Living in Uganda myself, I can really relate to much of what she says, it is not so very different today. The hues and scents of these gardens, the varied sources of the design elements and of the chosen construction materials, make this monument an important reminder of the power and elegance of diversity, while the sentiments that moved its patrons, united them in a shared virtue. We thank Dr Jamal for bringing them to our notice. A memoir of an Indian woman whose early years were spent in Uganda. This the story of Yasmin's upbringing in Uganda, Amin's coup and subsequent exile of all the Asians from his country, and the family's struggles to be accepted in Britain.

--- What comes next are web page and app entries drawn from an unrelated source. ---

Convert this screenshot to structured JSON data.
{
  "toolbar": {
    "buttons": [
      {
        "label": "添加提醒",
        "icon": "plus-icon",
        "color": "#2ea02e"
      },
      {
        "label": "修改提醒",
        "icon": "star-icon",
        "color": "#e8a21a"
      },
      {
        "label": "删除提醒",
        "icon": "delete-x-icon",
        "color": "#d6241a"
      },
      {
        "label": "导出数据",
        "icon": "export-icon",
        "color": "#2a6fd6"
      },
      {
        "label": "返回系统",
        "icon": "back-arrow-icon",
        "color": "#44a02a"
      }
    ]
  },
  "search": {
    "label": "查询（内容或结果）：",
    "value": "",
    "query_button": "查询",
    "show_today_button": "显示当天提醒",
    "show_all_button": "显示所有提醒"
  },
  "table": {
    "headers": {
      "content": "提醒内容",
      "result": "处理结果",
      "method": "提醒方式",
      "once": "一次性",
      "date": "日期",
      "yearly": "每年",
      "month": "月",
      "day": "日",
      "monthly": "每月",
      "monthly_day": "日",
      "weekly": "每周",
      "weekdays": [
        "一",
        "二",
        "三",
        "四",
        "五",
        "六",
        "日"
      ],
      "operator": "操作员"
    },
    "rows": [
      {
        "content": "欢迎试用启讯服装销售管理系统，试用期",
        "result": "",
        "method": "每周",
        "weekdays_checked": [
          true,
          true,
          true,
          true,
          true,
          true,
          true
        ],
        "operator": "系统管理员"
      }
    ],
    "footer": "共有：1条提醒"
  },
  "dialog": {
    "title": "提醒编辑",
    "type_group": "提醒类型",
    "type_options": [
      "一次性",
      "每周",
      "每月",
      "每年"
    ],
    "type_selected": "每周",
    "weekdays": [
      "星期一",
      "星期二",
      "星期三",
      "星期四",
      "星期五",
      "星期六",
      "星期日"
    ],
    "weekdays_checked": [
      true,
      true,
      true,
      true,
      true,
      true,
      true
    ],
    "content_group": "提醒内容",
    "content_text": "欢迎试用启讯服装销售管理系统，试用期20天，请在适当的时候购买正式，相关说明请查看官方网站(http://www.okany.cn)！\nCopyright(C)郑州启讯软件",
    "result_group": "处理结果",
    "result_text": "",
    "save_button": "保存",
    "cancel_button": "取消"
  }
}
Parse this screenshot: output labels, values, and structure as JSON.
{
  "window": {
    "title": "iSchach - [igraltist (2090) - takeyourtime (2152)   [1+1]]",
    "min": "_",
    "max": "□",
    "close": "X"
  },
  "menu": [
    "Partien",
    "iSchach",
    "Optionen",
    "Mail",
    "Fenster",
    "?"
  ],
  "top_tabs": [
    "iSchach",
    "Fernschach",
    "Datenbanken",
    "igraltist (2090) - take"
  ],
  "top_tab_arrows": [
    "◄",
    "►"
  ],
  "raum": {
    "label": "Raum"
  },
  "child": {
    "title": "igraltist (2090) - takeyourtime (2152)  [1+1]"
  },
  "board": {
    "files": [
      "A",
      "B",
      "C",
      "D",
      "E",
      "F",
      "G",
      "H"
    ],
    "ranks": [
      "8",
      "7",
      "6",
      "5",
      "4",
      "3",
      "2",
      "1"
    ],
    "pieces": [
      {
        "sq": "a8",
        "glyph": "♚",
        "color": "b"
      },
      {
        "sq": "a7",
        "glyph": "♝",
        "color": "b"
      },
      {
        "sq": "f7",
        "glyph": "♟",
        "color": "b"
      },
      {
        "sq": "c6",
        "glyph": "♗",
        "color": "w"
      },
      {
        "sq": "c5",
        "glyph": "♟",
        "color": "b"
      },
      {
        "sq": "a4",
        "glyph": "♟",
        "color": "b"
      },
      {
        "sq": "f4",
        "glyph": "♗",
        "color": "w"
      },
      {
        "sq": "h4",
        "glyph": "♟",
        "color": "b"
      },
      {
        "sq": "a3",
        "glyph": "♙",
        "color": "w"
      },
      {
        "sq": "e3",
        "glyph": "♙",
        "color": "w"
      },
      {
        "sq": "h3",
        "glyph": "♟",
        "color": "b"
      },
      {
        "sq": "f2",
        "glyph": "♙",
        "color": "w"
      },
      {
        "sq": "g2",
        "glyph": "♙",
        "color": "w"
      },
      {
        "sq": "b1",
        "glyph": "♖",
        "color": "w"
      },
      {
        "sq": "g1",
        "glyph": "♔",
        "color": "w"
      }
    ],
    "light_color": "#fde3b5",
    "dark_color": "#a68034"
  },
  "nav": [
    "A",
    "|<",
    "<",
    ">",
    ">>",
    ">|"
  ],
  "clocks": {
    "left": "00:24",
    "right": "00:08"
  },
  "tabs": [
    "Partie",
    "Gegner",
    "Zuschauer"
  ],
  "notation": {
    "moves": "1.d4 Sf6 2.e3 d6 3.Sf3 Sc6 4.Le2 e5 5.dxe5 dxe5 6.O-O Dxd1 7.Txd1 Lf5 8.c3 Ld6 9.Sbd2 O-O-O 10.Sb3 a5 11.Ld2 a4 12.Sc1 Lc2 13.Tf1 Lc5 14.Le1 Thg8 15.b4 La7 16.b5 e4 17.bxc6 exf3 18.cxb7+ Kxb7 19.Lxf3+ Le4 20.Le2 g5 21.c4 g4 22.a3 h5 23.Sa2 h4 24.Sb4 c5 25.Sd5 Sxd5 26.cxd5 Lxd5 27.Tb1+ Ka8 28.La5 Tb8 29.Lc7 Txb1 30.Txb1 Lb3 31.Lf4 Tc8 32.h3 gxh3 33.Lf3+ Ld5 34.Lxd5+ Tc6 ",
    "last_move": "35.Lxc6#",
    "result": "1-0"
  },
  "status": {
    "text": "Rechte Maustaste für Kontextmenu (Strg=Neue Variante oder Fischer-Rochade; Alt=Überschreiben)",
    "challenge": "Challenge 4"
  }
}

Her true-to-life meetings with Idi Amin were especially interesting. That imagery has various other very agreeable parallels in her work today. The Settler's Cookbook: A Memoir of Love, Migration and Food, details Alibhai-Brown's mental and physical journey as an East Indian Muslim who was expelled from Uganda in 1972 by then-president Idi Amin and now calls London home. Tags: Yasmin Alibhai-Brown trackback These reviews were forwarded by Dr Vali Jamal, Kampala, Uganda, which he received in an on-going communication with Yasmin Alibhai-Brown. I'd previously read Yasmin Alibhai-Brown's articles in the Independent, so I knew a little about her, but this book was very interesting and really illuminated some world history that had previously passed me by.